Interface dataset entries
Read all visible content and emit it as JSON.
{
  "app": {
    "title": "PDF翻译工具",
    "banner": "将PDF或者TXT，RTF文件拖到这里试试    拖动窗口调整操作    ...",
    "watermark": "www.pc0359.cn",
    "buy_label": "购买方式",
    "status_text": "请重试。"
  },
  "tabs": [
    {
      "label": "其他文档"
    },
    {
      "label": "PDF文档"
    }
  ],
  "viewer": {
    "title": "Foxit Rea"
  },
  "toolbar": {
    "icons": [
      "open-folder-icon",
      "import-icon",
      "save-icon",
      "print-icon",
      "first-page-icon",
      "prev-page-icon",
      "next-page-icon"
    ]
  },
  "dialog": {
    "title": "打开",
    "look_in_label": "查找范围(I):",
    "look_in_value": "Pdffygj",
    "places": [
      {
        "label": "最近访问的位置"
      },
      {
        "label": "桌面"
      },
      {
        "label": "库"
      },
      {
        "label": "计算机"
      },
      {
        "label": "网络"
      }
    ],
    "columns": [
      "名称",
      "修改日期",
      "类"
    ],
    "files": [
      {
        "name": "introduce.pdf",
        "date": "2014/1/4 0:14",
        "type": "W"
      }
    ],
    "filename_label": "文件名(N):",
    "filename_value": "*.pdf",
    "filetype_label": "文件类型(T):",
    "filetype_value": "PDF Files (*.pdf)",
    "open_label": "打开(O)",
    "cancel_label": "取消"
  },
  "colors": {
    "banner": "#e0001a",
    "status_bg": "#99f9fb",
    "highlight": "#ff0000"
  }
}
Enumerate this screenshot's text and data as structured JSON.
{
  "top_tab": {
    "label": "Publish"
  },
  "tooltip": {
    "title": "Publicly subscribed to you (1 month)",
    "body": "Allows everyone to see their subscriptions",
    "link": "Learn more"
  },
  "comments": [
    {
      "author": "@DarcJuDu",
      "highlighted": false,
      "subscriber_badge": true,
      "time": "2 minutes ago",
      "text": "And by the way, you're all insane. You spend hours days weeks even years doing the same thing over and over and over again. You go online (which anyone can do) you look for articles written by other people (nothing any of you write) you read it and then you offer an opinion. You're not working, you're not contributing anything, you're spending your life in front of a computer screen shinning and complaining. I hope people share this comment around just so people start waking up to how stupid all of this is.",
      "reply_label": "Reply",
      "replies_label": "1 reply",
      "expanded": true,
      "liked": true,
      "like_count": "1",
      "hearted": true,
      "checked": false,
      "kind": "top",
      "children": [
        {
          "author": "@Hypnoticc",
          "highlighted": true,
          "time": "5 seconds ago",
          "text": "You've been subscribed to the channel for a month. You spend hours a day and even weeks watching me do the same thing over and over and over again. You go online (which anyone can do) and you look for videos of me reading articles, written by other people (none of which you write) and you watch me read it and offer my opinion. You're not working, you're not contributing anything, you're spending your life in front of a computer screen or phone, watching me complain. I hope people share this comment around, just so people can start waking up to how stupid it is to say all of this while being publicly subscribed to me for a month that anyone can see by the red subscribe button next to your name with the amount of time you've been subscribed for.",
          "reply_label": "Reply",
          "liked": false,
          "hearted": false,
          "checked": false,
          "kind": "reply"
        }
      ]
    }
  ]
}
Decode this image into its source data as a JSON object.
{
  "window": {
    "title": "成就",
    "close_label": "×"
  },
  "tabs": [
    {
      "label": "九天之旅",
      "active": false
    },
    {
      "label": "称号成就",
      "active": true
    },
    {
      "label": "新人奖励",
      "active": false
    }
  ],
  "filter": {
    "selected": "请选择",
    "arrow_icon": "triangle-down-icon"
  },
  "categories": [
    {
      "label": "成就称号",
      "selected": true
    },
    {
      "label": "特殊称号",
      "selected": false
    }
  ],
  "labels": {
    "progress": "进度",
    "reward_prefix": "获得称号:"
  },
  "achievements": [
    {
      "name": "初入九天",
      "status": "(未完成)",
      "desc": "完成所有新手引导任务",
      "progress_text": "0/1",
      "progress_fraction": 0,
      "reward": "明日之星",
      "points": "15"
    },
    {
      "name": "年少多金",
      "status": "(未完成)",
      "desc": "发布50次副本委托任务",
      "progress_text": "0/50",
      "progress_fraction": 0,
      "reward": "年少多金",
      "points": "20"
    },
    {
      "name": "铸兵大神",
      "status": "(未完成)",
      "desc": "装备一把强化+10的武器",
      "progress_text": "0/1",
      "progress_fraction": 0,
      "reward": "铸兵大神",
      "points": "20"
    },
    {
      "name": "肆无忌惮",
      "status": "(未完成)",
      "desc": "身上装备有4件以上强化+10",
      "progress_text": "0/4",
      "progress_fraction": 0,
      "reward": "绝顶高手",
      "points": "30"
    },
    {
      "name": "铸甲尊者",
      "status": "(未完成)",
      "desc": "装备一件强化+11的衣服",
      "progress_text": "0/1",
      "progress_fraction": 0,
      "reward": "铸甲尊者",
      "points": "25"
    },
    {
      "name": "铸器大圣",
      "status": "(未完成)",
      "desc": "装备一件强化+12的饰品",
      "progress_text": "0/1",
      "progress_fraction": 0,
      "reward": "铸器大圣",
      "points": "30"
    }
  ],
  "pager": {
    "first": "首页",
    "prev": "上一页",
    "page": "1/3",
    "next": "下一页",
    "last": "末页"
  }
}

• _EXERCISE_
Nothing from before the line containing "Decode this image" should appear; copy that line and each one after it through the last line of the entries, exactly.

• _THE ANSWER_
Decode this image into its source data as a JSON object.
{
  "window": {
    "title": "成就",
    "close_label": "×"
  },
  "tabs": [
    {
      "label": "九天之旅",
      "active": false
    },
    {
      "label": "称号成就",
      "active": true
    },
    {
      "label": "新人奖励",
      "active": false
    }
  ],
  "filter": {
    "selected": "请选择",
    "arrow_icon": "triangle-down-icon"
  },
  "categories": [
    {
      "label": "成就称号",
      "selected": true
    },
    {
      "label": "特殊称号",
      "selected": false
    }
  ],
  "labels": {
    "progress": "进度",
    "reward_prefix": "获得称号:"
  },
  "achievements": [
    {
      "name": "初入九天",
      "status": "(未完成)",
      "desc": "完成所有新手引导任务",
      "progress_text": "0/1",
      "progress_fraction": 0,
      "reward": "明日之星",
      "points": "15"
    },
    {
      "name": "年少多金",
      "status": "(未完成)",
      "desc": "发布50次副本委托任务",
      "progress_text": "0/50",
      "progress_fraction": 0,
      "reward": "年少多金",
      "points": "20"
    },
    {
      "name": "铸兵大神",
      "status": "(未完成)",
      "desc": "装备一把强化+10的武器",
      "progress_text": "0/1",
      "progress_fraction": 0,
      "reward": "铸兵大神",
      "points": "20"
    },
    {
      "name": "肆无忌惮",
      "status": "(未完成)",
      "desc": "身上装备有4件以上强化+10",
      "progress_text": "0/4",
      "progress_fraction": 0,
      "reward": "绝顶高手",
      "points": "30"
    },
    {
      "name": "铸甲尊者",
      "status": "(未完成)",
      "desc": "装备一件强化+11的衣服",
      "progress_text": "0/1",
      "progress_fraction": 0,
      "reward": "铸甲尊者",
      "points": "25"
    },
    {
      "name": "铸器大圣",
      "status": "(未完成)",
      "desc": "装备一件强化+12的饰品",
      "progress_text": "0/1",
      "progress_fraction": 0,
      "reward": "铸器大圣",
      "points": "30"
    }
  ],
  "pager": {
    "first": "首页",
    "prev": "上一页",
    "page": "1/3",
    "next": "下一页",
    "last": "末页"
  }
}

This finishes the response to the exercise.